Could you return every line of the records below that contains the word "data"?
'''
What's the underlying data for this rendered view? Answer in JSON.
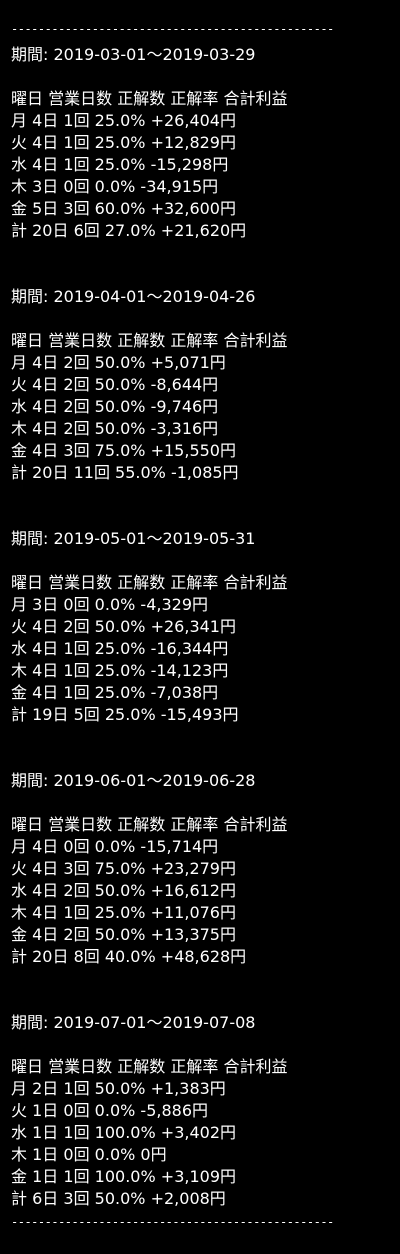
{
  "divider": "------------------------------------------------",
  "header": {
    "weekday": "曜日",
    "days": "営業日数",
    "correct": "正解数",
    "rate": "正解率",
    "profit": "合計利益"
  },
  "periods": [
    {
      "label": "期間: 2019-03-01〜2019-03-29",
      "rows": [
        {
          "weekday": "月",
          "days": "4日",
          "correct": "1回",
          "rate": "25.0%",
          "profit": "+26,404円"
        },
        {
          "weekday": "火",
          "days": "4日",
          "correct": "1回",
          "rate": "25.0%",
          "profit": "+12,829円"
        },
        {
          "weekday": "水",
          "days": "4日",
          "correct": "1回",
          "rate": "25.0%",
          "profit": "-15,298円"
        },
        {
          "weekday": "木",
          "days": "3日",
          "correct": "0回",
          "rate": "0.0%",
          "profit": "-34,915円"
        },
        {
          "weekday": "金",
          "days": "5日",
          "correct": "3回",
          "rate": "60.0%",
          "profit": "+32,600円"
        },
        {
          "weekday": "計",
          "days": "20日",
          "correct": "6回",
          "rate": "27.0%",
          "profit": "+21,620円"
        }
      ]
    },
    {
      "label": "期間: 2019-04-01〜2019-04-26",
      "rows": [
        {
          "weekday": "月",
          "days": "4日",
          "correct": "2回",
          "rate": "50.0%",
          "profit": "+5,071円"
        },
        {
          "weekday": "火",
          "days": "4日",
          "correct": "2回",
          "rate": "50.0%",
          "profit": "-8,644円"
        },
        {
          "weekday": "水",
          "days": "4日",
          "correct": "2回",
          "rate": "50.0%",
          "profit": "-9,746円"
        },
        {
          "weekday": "木",
          "days": "4日",
          "correct": "2回",
          "rate": "50.0%",
          "profit": "-3,316円"
        },
        {
          "weekday": "金",
          "days": "4日",
          "correct": "3回",
          "rate": "75.0%",
          "profit": "+15,550円"
        },
        {
          "weekday": "計",
          "days": "20日",
          "correct": "11回",
          "rate": "55.0%",
          "profit": "-1,085円"
        }
      ]
    },
    {
      "label": "期間: 2019-05-01〜2019-05-31",
      "rows": [
        {
          "weekday": "月",
          "days": "3日",
          "correct": "0回",
          "rate": "0.0%",
          "profit": "-4,329円"
        },
        {
          "weekday": "火",
          "days": "4日",
          "correct": "2回",
          "rate": "50.0%",
          "profit": "+26,341円"
        },
        {
          "weekday": "水",
          "days": "4日",
          "correct": "1回",
          "rate": "25.0%",
          "profit": "-16,344円"
        },
        {
          "weekday": "木",
          "days": "4日",
          "correct": "1回",
          "rate": "25.0%",
          "profit": "-14,123円"
        },
        {
          "weekday": "金",
          "days": "4日",
          "correct": "1回",
          "rate": "25.0%",
          "profit": "-7,038円"
        },
        {
          "weekday": "計",
          "days": "19日",
          "correct": "5回",
          "rate": "25.0%",
          "profit": "-15,493円"
        }
      ]
    },
    {
      "label": "期間: 2019-06-01〜2019-06-28",
      "rows": [
        {
          "weekday": "月",
          "days": "4日",
          "correct": "0回",
          "rate": "0.0%",
          "profit": "-15,714円"
        },
        {
          "weekday": "火",
          "days": "4日",
          "correct": "3回",
          "rate": "75.0%",
          "profit": "+23,279円"
        },
        {
          "weekday": "水",
          "days": "4日",
          "correct": "2回",
          "rate": "50.0%",
          "profit": "+16,612円"
        },
        {
          "weekday": "木",
          "days": "4日",
          "correct": "1回",
          "rate": "25.0%",
          "profit": "+11,076円"
        },
        {
          "weekday": "金",
          "days": "4日",
          "correct": "2回",
          "rate": "50.0%",
          "profit": "+13,375円"
        },
        {
          "weekday": "計",
          "days": "20日",
          "correct": "8回",
          "rate": "40.0%",
          "profit": "+48,628円"
        }
      ]
    },
    {
      "label": "期間: 2019-07-01〜2019-07-08",
      "rows": [
        {
          "weekday": "月",
          "days": "2日",
          "correct": "1回",
          "rate": "50.0%",
          "profit": "+1,383円"
        },
        {
          "weekday": "火",
          "days": "1日",
          "correct": "0回",
          "rate": "0.0%",
          "profit": "-5,886円"
        },
        {
          "weekday": "水",
          "days": "1日",
          "correct": "1回",
          "rate": "100.0%",
          "profit": "+3,402円"
        },
        {
          "weekday": "木",
          "days": "1日",
          "correct": "0回",
          "rate": "0.0%",
          "profit": "0円"
        },
        {
          "weekday": "金",
          "days": "1日",
          "correct": "1回",
          "rate": "100.0%",
          "profit": "+3,109円"
        },
        {
          "weekday": "計",
          "days": "6日",
          "correct": "3回",
          "rate": "50.0%",
          "profit": "+2,008円"
        }
      ]
    }
  ]
}
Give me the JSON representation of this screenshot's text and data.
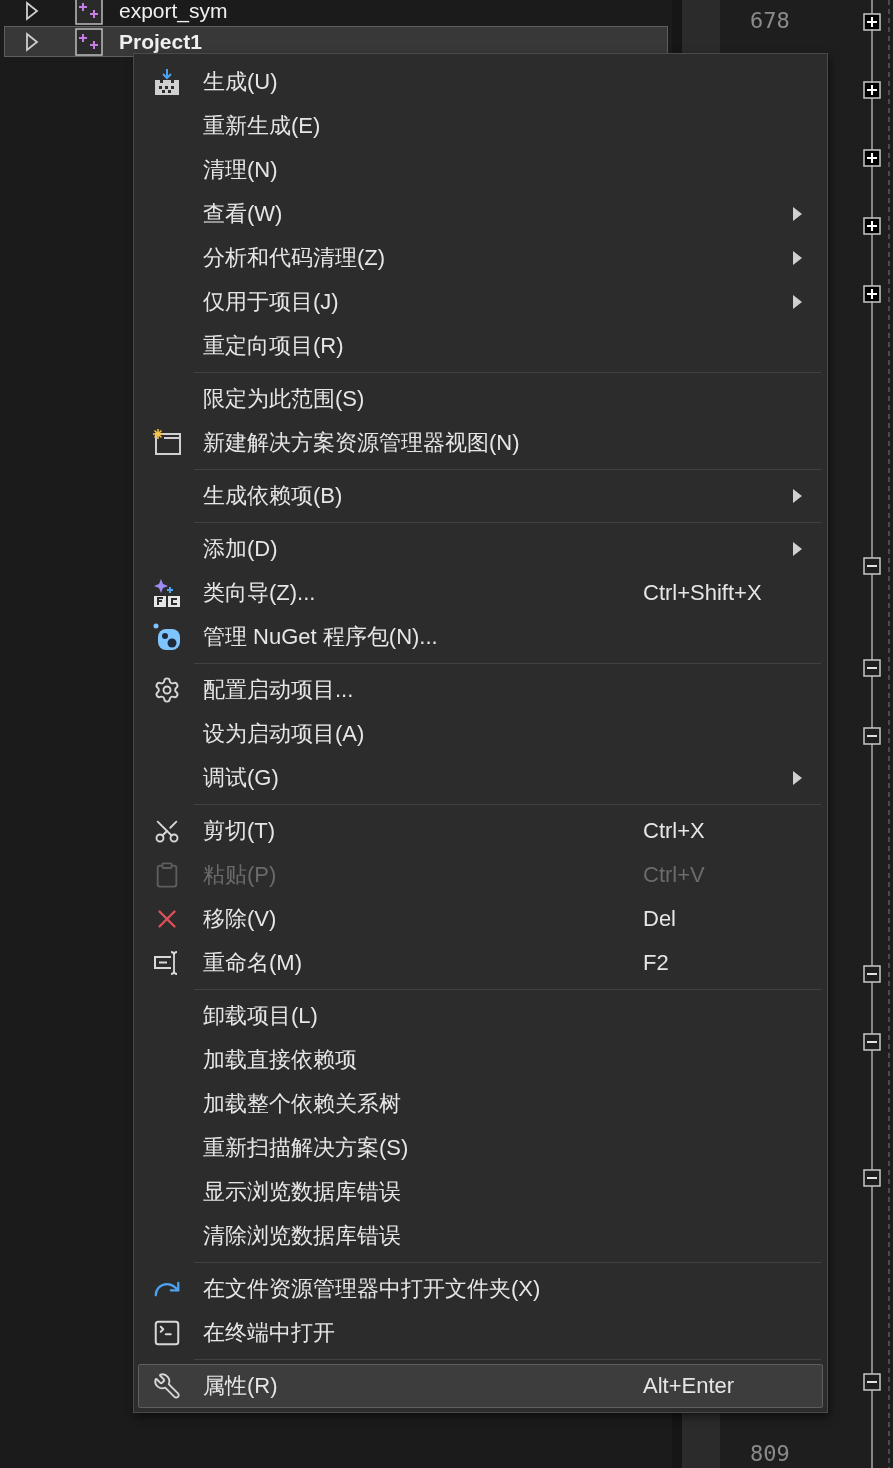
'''
— Exercise answer —
What's the underlying data for this rendered view? Answer in JSON.
Give me the JSON representation of this screenshot's text and data.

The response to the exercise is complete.